*** Block opens ***

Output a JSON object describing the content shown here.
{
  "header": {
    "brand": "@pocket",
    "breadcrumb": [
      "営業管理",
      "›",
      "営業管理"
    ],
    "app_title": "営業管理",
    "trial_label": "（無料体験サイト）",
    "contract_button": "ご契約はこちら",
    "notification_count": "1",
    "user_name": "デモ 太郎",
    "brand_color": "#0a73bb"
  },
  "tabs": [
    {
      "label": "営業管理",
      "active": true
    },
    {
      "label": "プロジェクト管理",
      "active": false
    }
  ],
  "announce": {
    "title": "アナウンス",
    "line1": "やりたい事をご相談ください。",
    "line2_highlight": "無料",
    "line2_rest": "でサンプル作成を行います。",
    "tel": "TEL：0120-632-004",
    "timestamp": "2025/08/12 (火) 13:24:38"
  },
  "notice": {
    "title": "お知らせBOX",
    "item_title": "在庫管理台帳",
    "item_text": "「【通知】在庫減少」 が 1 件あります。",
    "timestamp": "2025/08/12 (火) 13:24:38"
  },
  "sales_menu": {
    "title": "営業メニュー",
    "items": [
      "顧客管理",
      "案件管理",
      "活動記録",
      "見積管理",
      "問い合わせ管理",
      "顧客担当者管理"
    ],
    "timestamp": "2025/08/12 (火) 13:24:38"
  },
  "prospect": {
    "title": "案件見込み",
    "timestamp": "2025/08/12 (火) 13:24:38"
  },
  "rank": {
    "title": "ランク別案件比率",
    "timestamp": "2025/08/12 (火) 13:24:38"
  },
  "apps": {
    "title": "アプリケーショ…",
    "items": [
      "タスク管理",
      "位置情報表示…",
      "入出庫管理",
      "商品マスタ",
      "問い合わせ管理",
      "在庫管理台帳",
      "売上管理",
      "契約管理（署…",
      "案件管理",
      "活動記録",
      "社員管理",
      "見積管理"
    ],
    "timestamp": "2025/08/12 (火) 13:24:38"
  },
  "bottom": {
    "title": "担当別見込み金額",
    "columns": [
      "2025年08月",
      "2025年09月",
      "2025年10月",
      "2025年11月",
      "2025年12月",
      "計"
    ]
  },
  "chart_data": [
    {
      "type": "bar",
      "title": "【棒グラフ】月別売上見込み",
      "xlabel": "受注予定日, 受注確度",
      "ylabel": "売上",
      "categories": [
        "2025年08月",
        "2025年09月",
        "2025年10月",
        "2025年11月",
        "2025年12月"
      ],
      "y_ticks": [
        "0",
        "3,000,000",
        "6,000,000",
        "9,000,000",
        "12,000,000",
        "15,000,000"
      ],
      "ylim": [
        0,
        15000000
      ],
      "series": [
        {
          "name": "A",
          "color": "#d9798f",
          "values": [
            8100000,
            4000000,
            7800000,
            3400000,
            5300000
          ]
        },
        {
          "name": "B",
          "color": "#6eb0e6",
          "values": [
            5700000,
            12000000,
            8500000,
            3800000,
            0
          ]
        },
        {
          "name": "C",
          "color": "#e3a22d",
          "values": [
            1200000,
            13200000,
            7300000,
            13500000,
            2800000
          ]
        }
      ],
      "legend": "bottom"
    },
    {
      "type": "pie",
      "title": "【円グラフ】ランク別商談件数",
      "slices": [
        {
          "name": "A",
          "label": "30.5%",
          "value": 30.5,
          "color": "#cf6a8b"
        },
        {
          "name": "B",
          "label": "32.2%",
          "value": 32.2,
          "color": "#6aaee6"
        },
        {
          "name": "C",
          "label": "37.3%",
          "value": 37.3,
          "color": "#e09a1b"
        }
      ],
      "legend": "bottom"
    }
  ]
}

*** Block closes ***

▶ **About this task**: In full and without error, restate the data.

▶ **Reply to the task**:
Output a JSON object describing the content shown here.
{
  "header": {
    "brand": "@pocket",
    "breadcrumb": [
      "営業管理",
      "›",
      "営業管理"
    ],
    "app_title": "営業管理",
    "trial_label": "（無料体験サイト）",
    "contract_button": "ご契約はこちら",
    "notification_count": "1",
    "user_name": "デモ 太郎",
    "brand_color": "#0a73bb"
  },
  "tabs": [
    {
      "label": "営業管理",
      "active": true
    },
    {
      "label": "プロジェクト管理",
      "active": false
    }
  ],
  "announce": {
    "title": "アナウンス",
    "line1": "やりたい事をご相談ください。",
    "line2_highlight": "無料",
    "line2_rest": "でサンプル作成を行います。",
    "tel": "TEL：0120-632-004",
    "timestamp": "2025/08/12 (火) 13:24:38"
  },
  "notice": {
    "title": "お知らせBOX",
    "item_title": "在庫管理台帳",
    "item_text": "「【通知】在庫減少」 が 1 件あります。",
    "timestamp": "2025/08/12 (火) 13:24:38"
  },
  "sales_menu": {
    "title": "営業メニュー",
    "items": [
      "顧客管理",
      "案件管理",
      "活動記録",
      "見積管理",
      "問い合わせ管理",
      "顧客担当者管理"
    ],
    "timestamp": "2025/08/12 (火) 13:24:38"
  },
  "prospect": {
    "title": "案件見込み",
    "timestamp": "2025/08/12 (火) 13:24:38"
  },
  "rank": {
    "title": "ランク別案件比率",
    "timestamp": "2025/08/12 (火) 13:24:38"
  },
  "apps": {
    "title": "アプリケーショ…",
    "items": [
      "タスク管理",
      "位置情報表示…",
      "入出庫管理",
      "商品マスタ",
      "問い合わせ管理",
      "在庫管理台帳",
      "売上管理",
      "契約管理（署…",
      "案件管理",
      "活動記録",
      "社員管理",
      "見積管理"
    ],
    "timestamp": "2025/08/12 (火) 13:24:38"
  },
  "bottom": {
    "title": "担当別見込み金額",
    "columns": [
      "2025年08月",
      "2025年09月",
      "2025年10月",
      "2025年11月",
      "2025年12月",
      "計"
    ]
  },
  "chart_data": [
    {
      "type": "bar",
      "title": "【棒グラフ】月別売上見込み",
      "xlabel": "受注予定日, 受注確度",
      "ylabel": "売上",
      "categories": [
        "2025年08月",
        "2025年09月",
        "2025年10月",
        "2025年11月",
        "2025年12月"
      ],
      "y_ticks": [
        "0",
        "3,000,000",
        "6,000,000",
        "9,000,000",
        "12,000,000",
        "15,000,000"
      ],
      "ylim": [
        0,
        15000000
      ],
      "series": [
        {
          "name": "A",
          "color": "#d9798f",
          "values": [
            8100000,
            4000000,
            7800000,
            3400000,
            5300000
          ]
        },
        {
          "name": "B",
          "color": "#6eb0e6",
          "values": [
            5700000,
            12000000,
            8500000,
            3800000,
            0
          ]
        },
        {
          "name": "C",
          "color": "#e3a22d",
          "values": [
            1200000,
            13200000,
            7300000,
            13500000,
            2800000
          ]
        }
      ],
      "legend": "bottom"
    },
    {
      "type": "pie",
      "title": "【円グラフ】ランク別商談件数",
      "slices": [
        {
          "name": "A",
          "label": "30.5%",
          "value": 30.5,
          "color": "#cf6a8b"
        },
        {
          "name": "B",
          "label": "32.2%",
          "value": 32.2,
          "color": "#6aaee6"
        },
        {
          "name": "C",
          "label": "37.3%",
          "value": 37.3,
          "color": "#e09a1b"
        }
      ],
      "legend": "bottom"
    }
  ]
}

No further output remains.